Swahili in Chinese

Posted on April 28th, 2012by Michelle
In Chinese, Swahili, Translation | Leave a Comment »

Just last week I posted about a man who had made it his life’s work to produce a Yiddish-Japanese dictionary.

Now it’s revealed a Chinese man is compiling a Swahili-Chinese dictionary. Twenty-six year old Shen Yuning announced the plan on his blog last December, and has so far completed nearly 5,000 words.

Yuning is studying African languages at university in Germany, but is currently an exchange student in Kenya. He works up to 15 hours a day on the dictionary, and plans to include 25,000 words by August. The words included come from interaction with locals as well as Yuning’s study of books, newspapers and television.

Yuning’s friends say he is very interested in linguistics and can talk about word meanings for hours.
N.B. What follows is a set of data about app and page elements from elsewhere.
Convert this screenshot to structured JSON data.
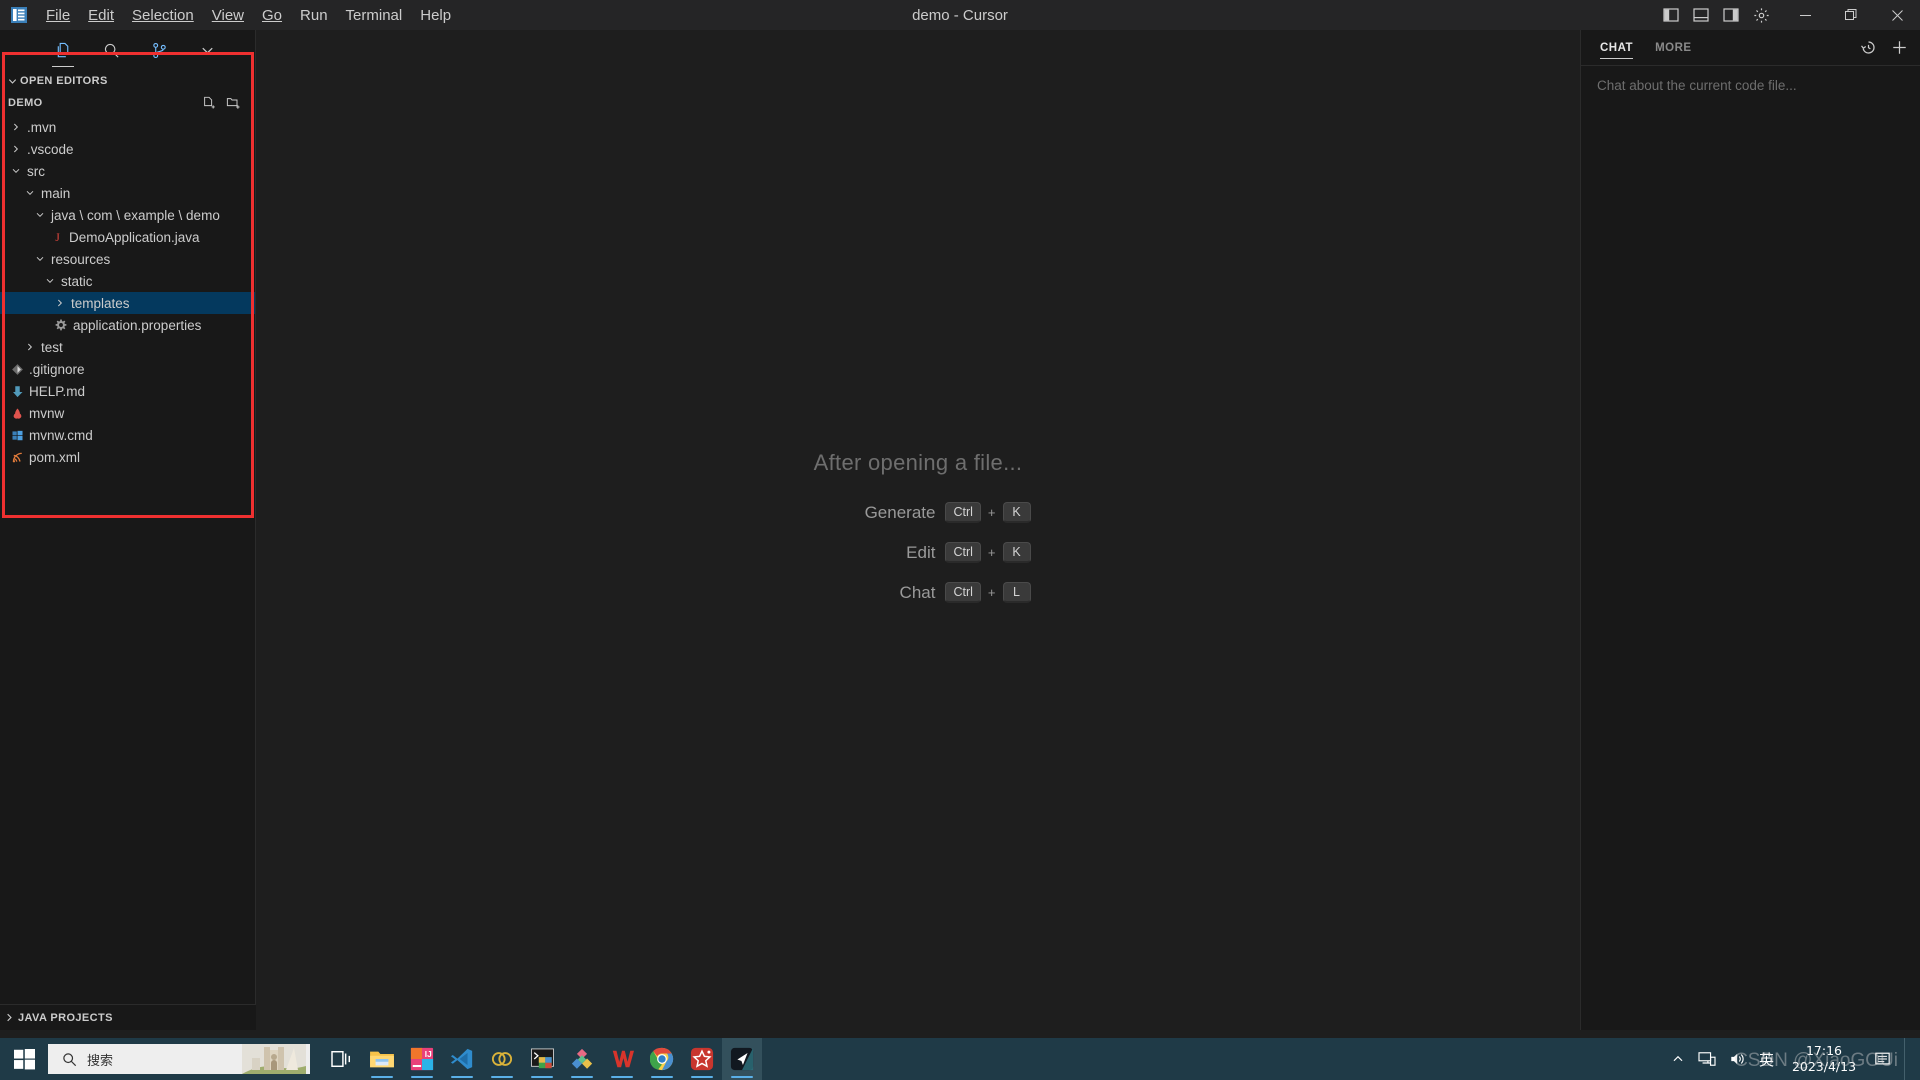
{
  "window": {
    "title": "demo - Cursor",
    "app_icon": "vscode-logo-icon",
    "menus": [
      "File",
      "Edit",
      "Selection",
      "View",
      "Go",
      "Run",
      "Terminal",
      "Help"
    ],
    "layout_buttons": [
      {
        "name": "toggle-primary-sidebar-icon",
        "label": "Toggle Primary Side Bar"
      },
      {
        "name": "toggle-panel-icon",
        "label": "Toggle Panel"
      },
      {
        "name": "toggle-secondary-sidebar-icon",
        "label": "Toggle Secondary Side Bar"
      },
      {
        "name": "settings-gear-icon",
        "label": "Manage"
      }
    ],
    "controls": [
      {
        "name": "minimize-button",
        "glyph": "─"
      },
      {
        "name": "maximize-button",
        "glyph": "❐"
      },
      {
        "name": "close-button",
        "glyph": "✕"
      }
    ]
  },
  "sidebar": {
    "toolbar": [
      {
        "name": "explorer-icon",
        "label": "Explorer",
        "active": true
      },
      {
        "name": "search-icon",
        "label": "Search",
        "active": false
      },
      {
        "name": "source-control-icon",
        "label": "Source Control",
        "active": false
      },
      {
        "name": "chevron-down-icon",
        "label": "More Views",
        "active": false
      }
    ],
    "open_editors_label": "OPEN EDITORS",
    "project_label": "DEMO",
    "project_actions": [
      {
        "name": "new-file-icon",
        "label": "New File"
      },
      {
        "name": "new-folder-icon",
        "label": "New Folder"
      }
    ],
    "bottom_panel_label": "JAVA PROJECTS",
    "tree": [
      {
        "label": ".mvn",
        "indent": 0,
        "type": "folder",
        "state": "collapsed",
        "icon": "folder-icon",
        "selected": false
      },
      {
        "label": ".vscode",
        "indent": 0,
        "type": "folder",
        "state": "collapsed",
        "icon": "folder-icon",
        "selected": false
      },
      {
        "label": "src",
        "indent": 0,
        "type": "folder",
        "state": "expanded",
        "icon": "folder-icon",
        "selected": false
      },
      {
        "label": "main",
        "indent": 1,
        "type": "folder",
        "state": "expanded",
        "icon": "folder-icon",
        "selected": false
      },
      {
        "label": "java \\ com \\ example \\ demo",
        "indent": 2,
        "type": "folder",
        "state": "expanded",
        "icon": "folder-icon",
        "selected": false
      },
      {
        "label": "DemoApplication.java",
        "indent": 3,
        "type": "file",
        "state": "none",
        "icon": "java-file-icon",
        "selected": false
      },
      {
        "label": "resources",
        "indent": 2,
        "type": "folder",
        "state": "expanded",
        "icon": "folder-icon",
        "selected": false
      },
      {
        "label": "static",
        "indent": 3,
        "type": "folder",
        "state": "expanded",
        "icon": "folder-icon",
        "selected": false
      },
      {
        "label": "templates",
        "indent": 4,
        "type": "folder",
        "state": "collapsed",
        "icon": "folder-icon",
        "selected": true
      },
      {
        "label": "application.properties",
        "indent": 4,
        "type": "file",
        "state": "none",
        "icon": "gear-file-icon",
        "selected": false
      },
      {
        "label": "test",
        "indent": 1,
        "type": "folder",
        "state": "collapsed",
        "icon": "folder-icon",
        "selected": false
      },
      {
        "label": ".gitignore",
        "indent": 0,
        "type": "file",
        "state": "none",
        "icon": "git-file-icon",
        "selected": false
      },
      {
        "label": "HELP.md",
        "indent": 0,
        "type": "file",
        "state": "none",
        "icon": "markdown-file-icon",
        "selected": false
      },
      {
        "label": "mvnw",
        "indent": 0,
        "type": "file",
        "state": "none",
        "icon": "maven-file-icon",
        "selected": false
      },
      {
        "label": "mvnw.cmd",
        "indent": 0,
        "type": "file",
        "state": "none",
        "icon": "windows-cmd-file-icon",
        "selected": false
      },
      {
        "label": "pom.xml",
        "indent": 0,
        "type": "file",
        "state": "none",
        "icon": "xml-file-icon",
        "selected": false
      }
    ]
  },
  "editor": {
    "watermark_title": "After opening a file...",
    "shortcuts": [
      {
        "label": "Generate",
        "keys": [
          "Ctrl",
          "K"
        ],
        "separator": "+"
      },
      {
        "label": "Edit",
        "keys": [
          "Ctrl",
          "K"
        ],
        "separator": "+"
      },
      {
        "label": "Chat",
        "keys": [
          "Ctrl",
          "L"
        ],
        "separator": "+"
      }
    ]
  },
  "chat": {
    "tabs": [
      {
        "label": "CHAT",
        "active": true
      },
      {
        "label": "MORE",
        "active": false
      }
    ],
    "actions": [
      {
        "name": "history-icon",
        "label": "History"
      },
      {
        "name": "new-chat-plus-icon",
        "label": "New Chat"
      }
    ],
    "placeholder": "Chat about the current code file..."
  },
  "taskbar": {
    "start_label": "Start",
    "search_placeholder": "搜索",
    "apps": [
      {
        "name": "taskview-icon",
        "label": "Task View",
        "running": false,
        "active": false
      },
      {
        "name": "file-explorer-icon",
        "label": "File Explorer",
        "running": true,
        "active": false
      },
      {
        "name": "intellij-idea-icon",
        "label": "IntelliJ IDEA",
        "running": true,
        "active": false
      },
      {
        "name": "vscode-icon",
        "label": "Visual Studio Code",
        "running": true,
        "active": false
      },
      {
        "name": "navicat-icon",
        "label": "Navicat",
        "running": true,
        "active": false
      },
      {
        "name": "cmd-terminal-icon",
        "label": "Command Prompt",
        "running": true,
        "active": false
      },
      {
        "name": "xmind-icon",
        "label": "XMind",
        "running": true,
        "active": false
      },
      {
        "name": "wps-office-icon",
        "label": "WPS Office",
        "running": true,
        "active": false
      },
      {
        "name": "google-chrome-icon",
        "label": "Google Chrome",
        "running": true,
        "active": false
      },
      {
        "name": "star-app-icon",
        "label": "Star App",
        "running": true,
        "active": false
      },
      {
        "name": "cursor-icon",
        "label": "Cursor",
        "running": true,
        "active": true
      }
    ],
    "tray": {
      "overflow": "show-hidden-icons-icon",
      "network": "network-icon",
      "volume": "volume-icon",
      "ime": "英",
      "notifications": "notification-center-icon"
    },
    "clock": {
      "time": "17:16",
      "date": "2023/4/13"
    }
  },
  "watermark_text": "CSDN @XiaoGOUi",
  "colors": {
    "accent_blue": "#04395e",
    "annotation_red": "#ef3030",
    "titlebar_bg": "#252526",
    "sidebar_bg": "#181818",
    "editor_bg": "#1e1e1e",
    "taskbar_bg": "#1f3a47",
    "text_primary": "#cccccc"
  }
}
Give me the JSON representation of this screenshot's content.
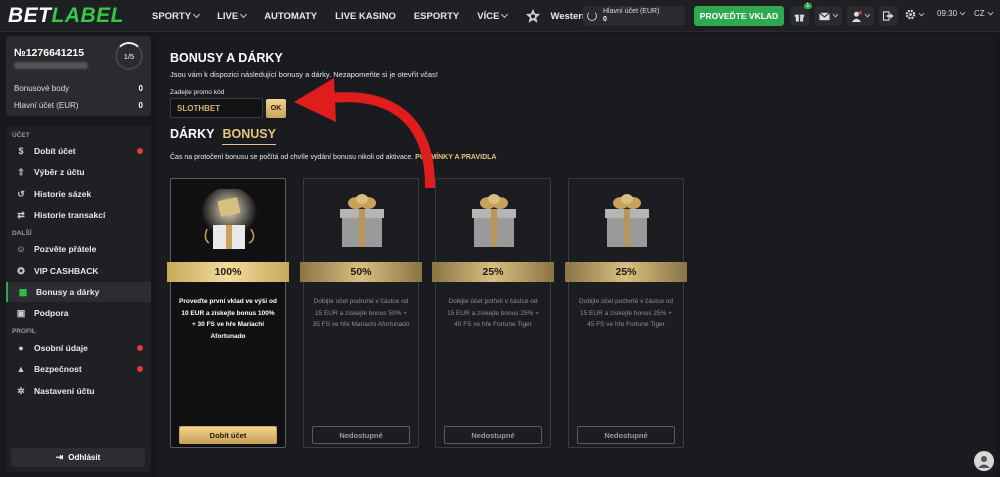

He hopes that his dictionary will help international workers:

There is an increasing exchange of labor between Africa and China, but many Chinese workers here can speak only Chinese, while locals only speak Swahili and poor English,” said Shen, an exchange student at Kenya’s Kenyatta University.

“Of the several African languages I’ve learned, Swahili is my best,” Shen said, adding that Swahili is also the most important language in East African countries including Tanzania, Kenya and Uganda, with more than 80 million speakers.

He hopes the dictionary will be helpful for Chinese workers in East Africa.

“There are free online translation tools, but they are rubbish when it comes to the translation of African language,” Shen said.

“Moreover, most Chinese workers in Africa don’t have easy access to the Internet, while a dictionary is portable and much more convenient to use.” (Source: China Daily)

English enclave in China?

Posted on January 12th, 2012by Michelle
In Chinese, Culture, English | Leave a Comment »

Ever wanted to visit China but fear the language barrier? You’re in luck!

In one of the oddest pieces of news I’ve seen in a while, it’s reported in China’s People’s Daily that a Beijing suburb is to build a European style town where no one will be allowed to speak Chinese. To be built within 5 years, the town will have an English castle and create “the illusion of being abroad”.

The local mayor, Wang Haichen, said one courtyard has been turned into a boutique hotel, and promised to transform Miyun County into an international tourism and leisure attraction.

We shall have to wait and see how successful this is!

Google Translate updated

Posted on December 28th, 2011by Michelle
In Chinese, Japanese, Translation, Writing | Leave a Comment »

Google Translate recently got a fantastic new update: the ability to recognise handwriting!

Translate can now recognise written words in seven different languages, including English, Italian and German. This is great if you have an old-school pen pal who writes you letters rather than emails, or if you can’t quite figure out what the waiter wrote on your receipt.

Possibly the best part of this news though, is for Chinese and Japanese language learners, who can now use the app for characters that are not usually found on English keyboards. Perhaps it can also be used for checking that you are creating characters correctly when practicing your written language skills.

Can anyone think of other language learning uses for this new function?

(Source: Android Police)

Top 10 internet languages

Posted on March 28th, 2010by Michelle
In Arabic, Chinese, English, French, German, Japanese, Korean, Portugese, Research, Russian, Spanish, Technology | Leave a Comment »

Graph of Top 10 languagesThe internet is a great resource for language learning, but only if you can find the information you need.

Good news for English speakers and language learners as English is the language most used by internet users. According to research by Internet World Stats, English is the language used by almost 30% of users. This is quite closely followed by Chinese and then Spanish. Japanese, French, Portuguese, German, Arabic, Russian and Korean round out the top 10.

Keeping this in mind, try out this game to see if you can guess the world’s top 20 most spoken languages. I think the number one will surprise you!